Morningstar told the U.S. Department of Labor that its proposed rule on retirement plan investment selection is “out of step” with the best practices that asset managers and financial advisors currently use to integrate environmental, sustainability and corporate governance (ESG) considerations into their plans, according to the fund rating giant’s comment letter.

If the DOL passes the rule as proposed “it would lead to worse outcomes for plan participants as plan sponsors shy away from assessing ESG risks in selecting investments. Indeed, since most participants use qualified default investment options—and ESG considerations would be barred in these options—most participants would not get the benefits that ESG risk analysis can deliver,” Brock Johnson, president of Morningstar Retirement Services, said.

The DOL proposal states that, where investment alternatives are economically indistinguishable, and where the investment selected is based on non-pecuniary ESG factors, fiduciaries should document why the investments are determined to be indistinguishable and why the investment is chosen.

According to Brock, there are no other strategies or kinds of information that the DOL singles out for additional scrutiny the way it proposes to single out evaluating ESG data or strategies informed by this data.

As a result, the proposal would create barriers for considering ESG risks, including those that professional investors managing billions in retirement assets consider to be material. As a result, ERISA fiduciaries would increasingly be out of step with investment professionals who consider material ESG risks, leaving ERISA-covered retirement plans at a disadvantage, Brock said.

Because of the explosive growth of funds that consider ESG in their investment selection, “the line between ESG and non-ESG strategies is increasingly blurry.
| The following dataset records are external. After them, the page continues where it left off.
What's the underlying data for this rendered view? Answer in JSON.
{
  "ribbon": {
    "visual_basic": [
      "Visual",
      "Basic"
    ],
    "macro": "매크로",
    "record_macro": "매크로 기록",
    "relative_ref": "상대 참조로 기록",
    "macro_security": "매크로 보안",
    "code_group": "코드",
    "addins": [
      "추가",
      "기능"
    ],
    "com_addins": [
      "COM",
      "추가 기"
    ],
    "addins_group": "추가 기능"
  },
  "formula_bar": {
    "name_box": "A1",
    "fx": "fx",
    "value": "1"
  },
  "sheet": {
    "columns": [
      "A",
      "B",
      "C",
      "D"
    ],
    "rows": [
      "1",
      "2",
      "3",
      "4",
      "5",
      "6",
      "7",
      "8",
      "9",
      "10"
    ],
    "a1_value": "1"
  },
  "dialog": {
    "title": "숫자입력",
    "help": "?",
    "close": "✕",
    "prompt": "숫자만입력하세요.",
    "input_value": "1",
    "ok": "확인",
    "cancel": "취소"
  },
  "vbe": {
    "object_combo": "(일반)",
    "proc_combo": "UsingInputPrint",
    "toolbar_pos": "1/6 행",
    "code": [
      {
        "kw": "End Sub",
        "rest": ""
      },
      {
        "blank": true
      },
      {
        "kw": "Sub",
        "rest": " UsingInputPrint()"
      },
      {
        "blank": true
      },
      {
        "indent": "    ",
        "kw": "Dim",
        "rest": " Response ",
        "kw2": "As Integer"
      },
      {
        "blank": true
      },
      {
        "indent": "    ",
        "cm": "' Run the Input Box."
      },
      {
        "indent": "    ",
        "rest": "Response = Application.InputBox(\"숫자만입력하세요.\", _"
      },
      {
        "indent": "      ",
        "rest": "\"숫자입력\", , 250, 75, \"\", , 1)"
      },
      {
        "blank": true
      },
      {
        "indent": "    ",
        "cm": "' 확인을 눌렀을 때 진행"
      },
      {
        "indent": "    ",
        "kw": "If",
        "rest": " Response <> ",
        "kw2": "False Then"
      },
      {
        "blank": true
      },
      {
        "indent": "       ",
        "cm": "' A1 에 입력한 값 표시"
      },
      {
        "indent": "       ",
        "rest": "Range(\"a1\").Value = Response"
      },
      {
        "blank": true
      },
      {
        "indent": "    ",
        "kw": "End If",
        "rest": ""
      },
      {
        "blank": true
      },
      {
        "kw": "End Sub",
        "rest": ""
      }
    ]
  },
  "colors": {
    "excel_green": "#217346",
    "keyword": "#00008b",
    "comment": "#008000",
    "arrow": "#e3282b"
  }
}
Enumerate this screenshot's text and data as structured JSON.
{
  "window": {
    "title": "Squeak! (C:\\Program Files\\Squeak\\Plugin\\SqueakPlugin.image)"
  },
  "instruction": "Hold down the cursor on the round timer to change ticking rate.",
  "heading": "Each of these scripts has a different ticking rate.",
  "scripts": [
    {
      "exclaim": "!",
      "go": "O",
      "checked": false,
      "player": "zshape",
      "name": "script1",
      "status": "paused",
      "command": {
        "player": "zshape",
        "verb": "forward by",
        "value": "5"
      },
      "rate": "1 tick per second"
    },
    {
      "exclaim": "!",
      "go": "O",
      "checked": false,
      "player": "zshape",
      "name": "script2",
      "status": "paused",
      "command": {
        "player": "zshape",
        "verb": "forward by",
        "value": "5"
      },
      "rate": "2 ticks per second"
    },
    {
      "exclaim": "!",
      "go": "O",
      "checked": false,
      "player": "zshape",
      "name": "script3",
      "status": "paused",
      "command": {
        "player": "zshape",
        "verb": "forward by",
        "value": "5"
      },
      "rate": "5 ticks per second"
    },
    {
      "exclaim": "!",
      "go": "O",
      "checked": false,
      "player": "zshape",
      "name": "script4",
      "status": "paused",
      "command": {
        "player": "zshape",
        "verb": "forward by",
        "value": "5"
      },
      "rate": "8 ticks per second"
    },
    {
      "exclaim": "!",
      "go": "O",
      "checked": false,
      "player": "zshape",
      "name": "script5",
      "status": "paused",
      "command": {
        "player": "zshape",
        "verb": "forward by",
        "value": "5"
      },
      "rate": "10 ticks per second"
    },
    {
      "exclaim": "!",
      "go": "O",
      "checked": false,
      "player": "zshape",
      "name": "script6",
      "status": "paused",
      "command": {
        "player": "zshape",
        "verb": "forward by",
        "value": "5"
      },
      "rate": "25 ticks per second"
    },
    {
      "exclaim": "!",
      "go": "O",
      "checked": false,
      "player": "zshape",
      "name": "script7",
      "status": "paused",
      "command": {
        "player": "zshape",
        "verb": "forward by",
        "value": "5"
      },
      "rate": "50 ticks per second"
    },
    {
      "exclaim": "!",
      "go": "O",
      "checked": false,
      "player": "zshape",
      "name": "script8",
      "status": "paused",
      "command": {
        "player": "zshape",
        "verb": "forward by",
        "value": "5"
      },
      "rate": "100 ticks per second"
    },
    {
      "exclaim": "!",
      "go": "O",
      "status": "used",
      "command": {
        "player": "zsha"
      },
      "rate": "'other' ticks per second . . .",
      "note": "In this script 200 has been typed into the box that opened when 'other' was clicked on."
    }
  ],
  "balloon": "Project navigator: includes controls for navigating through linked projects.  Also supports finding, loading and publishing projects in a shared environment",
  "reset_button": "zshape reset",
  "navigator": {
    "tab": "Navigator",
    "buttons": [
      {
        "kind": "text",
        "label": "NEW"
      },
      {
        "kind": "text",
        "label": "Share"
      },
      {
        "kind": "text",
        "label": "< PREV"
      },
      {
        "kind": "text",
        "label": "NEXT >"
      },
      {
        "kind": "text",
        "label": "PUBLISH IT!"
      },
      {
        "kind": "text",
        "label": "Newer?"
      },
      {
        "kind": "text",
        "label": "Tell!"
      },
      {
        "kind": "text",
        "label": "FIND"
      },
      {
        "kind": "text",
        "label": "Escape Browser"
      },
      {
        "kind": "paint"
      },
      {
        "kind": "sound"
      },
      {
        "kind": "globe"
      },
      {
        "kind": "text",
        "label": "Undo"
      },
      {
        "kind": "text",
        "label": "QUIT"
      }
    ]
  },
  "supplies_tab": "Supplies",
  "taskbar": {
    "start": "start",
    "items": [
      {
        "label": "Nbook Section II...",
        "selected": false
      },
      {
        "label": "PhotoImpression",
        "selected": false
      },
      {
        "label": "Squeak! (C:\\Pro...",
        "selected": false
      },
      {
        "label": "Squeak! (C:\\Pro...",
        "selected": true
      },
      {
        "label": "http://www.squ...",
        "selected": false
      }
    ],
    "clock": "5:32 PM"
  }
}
In this context, the additional scrutiny the department proposes will worsen retirement outcomes as it reduces retirement plan participants’ access to a variety of ESG strategies that are designed to improve investment outcomes by accounting for ESG factors,” Brock said.

“The department’s proposals would put barriers in place for considering ESG risks, including those that professional investors managing billions in retirement assets consider to be material. This will mean that ERISA fiduciaries would increasingly be out of step with investment professionals who will consider material ESG risks when they evaluate risks, leaving participants in ERISA-covered retirement plans at a disadvantage,” he added.

The agency is also out of step with the reality of how mainstream ESG investing has become, the fund rating giant asserted. “We are not unique in embracing these factors, something to which our 3,000 fellow signatories of the Principles for Responsible Investment (PRI), representing more than $100 trillion in assets under management, can attest. Indeed, ESG investing has gone completely mainstream, as evidenced by the rapid growth in sustainable fund flows,” Brock added.

Growth in ESG investments and even conventional funds that factor in ESG issues in a variety of ways—termed ESG consideration funds—has been explosive. In fact, the number of ESG consideration funds grew more than tenfold, from fewer than 50 at the end of 2017 to over 500 as of December 2019, Morningstar said.

Morningstar also believes it is a mistake for DOL to bar plan sponsors from considering ESG risk in qualified default investment alternatives. “The department’s proposal forces participants” to simply hope that ESG risks are being managed and analyzed, instead of permitting a thorough ESG analysis that would develop a view of the long-term sustainability of an investment,” Brock said.

“As is becoming increasingly common among investment professionals, we believe that to holistically assess a company’s long-term prospects, financial analysts need a view into the sustainability of its business, which determines the likelihood that the firm will continue to generate or expand cash flows,” Brock said.

DOL’s proposed rule also represents a sharp break with the agency’s historical approach to enforcing fiduciary standards, Morningstar argued. “DOL has never opined that an approach to evaluating investment risks is better than any other approach, while this rule does just that. Existing law is sufficient to ensure that fiduciaries select investments that are in their participants’ best interest,” he added.